> [WHAT YOU SHOULD DO] What is wanted is an exact copy of all the entries.

RECORDS TO USE: Begin

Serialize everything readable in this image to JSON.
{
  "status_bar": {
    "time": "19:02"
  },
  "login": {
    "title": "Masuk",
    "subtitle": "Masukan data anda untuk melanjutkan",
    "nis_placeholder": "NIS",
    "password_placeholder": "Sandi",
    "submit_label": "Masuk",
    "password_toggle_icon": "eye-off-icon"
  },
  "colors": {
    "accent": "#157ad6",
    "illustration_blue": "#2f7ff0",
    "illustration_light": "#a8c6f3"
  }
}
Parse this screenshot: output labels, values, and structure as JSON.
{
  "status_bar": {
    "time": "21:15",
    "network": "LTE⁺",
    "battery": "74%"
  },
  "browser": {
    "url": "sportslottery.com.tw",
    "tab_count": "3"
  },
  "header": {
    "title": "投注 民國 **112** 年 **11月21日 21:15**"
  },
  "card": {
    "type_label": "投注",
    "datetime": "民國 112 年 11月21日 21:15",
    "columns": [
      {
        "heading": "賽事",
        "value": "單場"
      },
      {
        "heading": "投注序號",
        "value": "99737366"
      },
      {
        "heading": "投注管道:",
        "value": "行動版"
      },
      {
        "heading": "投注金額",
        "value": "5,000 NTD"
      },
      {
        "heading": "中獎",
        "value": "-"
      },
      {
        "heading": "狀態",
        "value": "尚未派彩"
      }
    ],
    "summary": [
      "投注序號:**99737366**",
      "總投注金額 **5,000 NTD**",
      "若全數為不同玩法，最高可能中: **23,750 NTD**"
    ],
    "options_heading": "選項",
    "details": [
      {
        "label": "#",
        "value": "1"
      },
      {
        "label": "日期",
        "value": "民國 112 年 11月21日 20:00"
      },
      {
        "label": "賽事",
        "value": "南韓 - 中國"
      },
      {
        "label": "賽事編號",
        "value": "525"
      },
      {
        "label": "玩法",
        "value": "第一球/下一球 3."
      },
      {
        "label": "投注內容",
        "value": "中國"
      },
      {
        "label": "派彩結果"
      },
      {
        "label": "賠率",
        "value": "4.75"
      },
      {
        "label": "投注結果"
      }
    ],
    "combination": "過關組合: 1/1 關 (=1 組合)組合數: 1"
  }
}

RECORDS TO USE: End

> [EXPECTED OUTPUT]
Serialize everything readable in this image to JSON.
{
  "status_bar": {
    "time": "19:02"
  },
  "login": {
    "title": "Masuk",
    "subtitle": "Masukan data anda untuk melanjutkan",
    "nis_placeholder": "NIS",
    "password_placeholder": "Sandi",
    "submit_label": "Masuk",
    "password_toggle_icon": "eye-off-icon"
  },
  "colors": {
    "accent": "#157ad6",
    "illustration_blue": "#2f7ff0",
    "illustration_light": "#a8c6f3"
  }
}
Parse this screenshot: output labels, values, and structure as JSON.
{
  "status_bar": {
    "time": "21:15",
    "network": "LTE⁺",
    "battery": "74%"
  },
  "browser": {
    "url": "sportslottery.com.tw",
    "tab_count": "3"
  },
  "header": {
    "title": "投注 民國 **112** 年 **11月21日 21:15**"
  },
  "card": {
    "type_label": "投注",
    "datetime": "民國 112 年 11月21日 21:15",
    "columns": [
      {
        "heading": "賽事",
        "value": "單場"
      },
      {
        "heading": "投注序號",
        "value": "99737366"
      },
      {
        "heading": "投注管道:",
        "value": "行動版"
      },
      {
        "heading": "投注金額",
        "value": "5,000 NTD"
      },
      {
        "heading": "中獎",
        "value": "-"
      },
      {
        "heading": "狀態",
        "value": "尚未派彩"
      }
    ],
    "summary": [
      "投注序號:**99737366**",
      "總投注金額 **5,000 NTD**",
      "若全數為不同玩法，最高可能中: **23,750 NTD**"
    ],
    "options_heading": "選項",
    "details": [
      {
        "label": "#",
        "value": "1"
      },
      {
        "label": "日期",
        "value": "民國 112 年 11月21日 20:00"
      },
      {
        "label": "賽事",
        "value": "南韓 - 中國"
      },
      {
        "label": "賽事編號",
        "value": "525"
      },
      {
        "label": "玩法",
        "value": "第一球/下一球 3."
      },
      {
        "label": "投注內容",
        "value": "中國"
      },
      {
        "label": "派彩結果"
      },
      {
        "label": "賠率",
        "value": "4.75"
      },
      {
        "label": "投注結果"
      }
    ],
    "combination": "過關組合: 1/1 關 (=1 組合)組合數: 1"
  }
}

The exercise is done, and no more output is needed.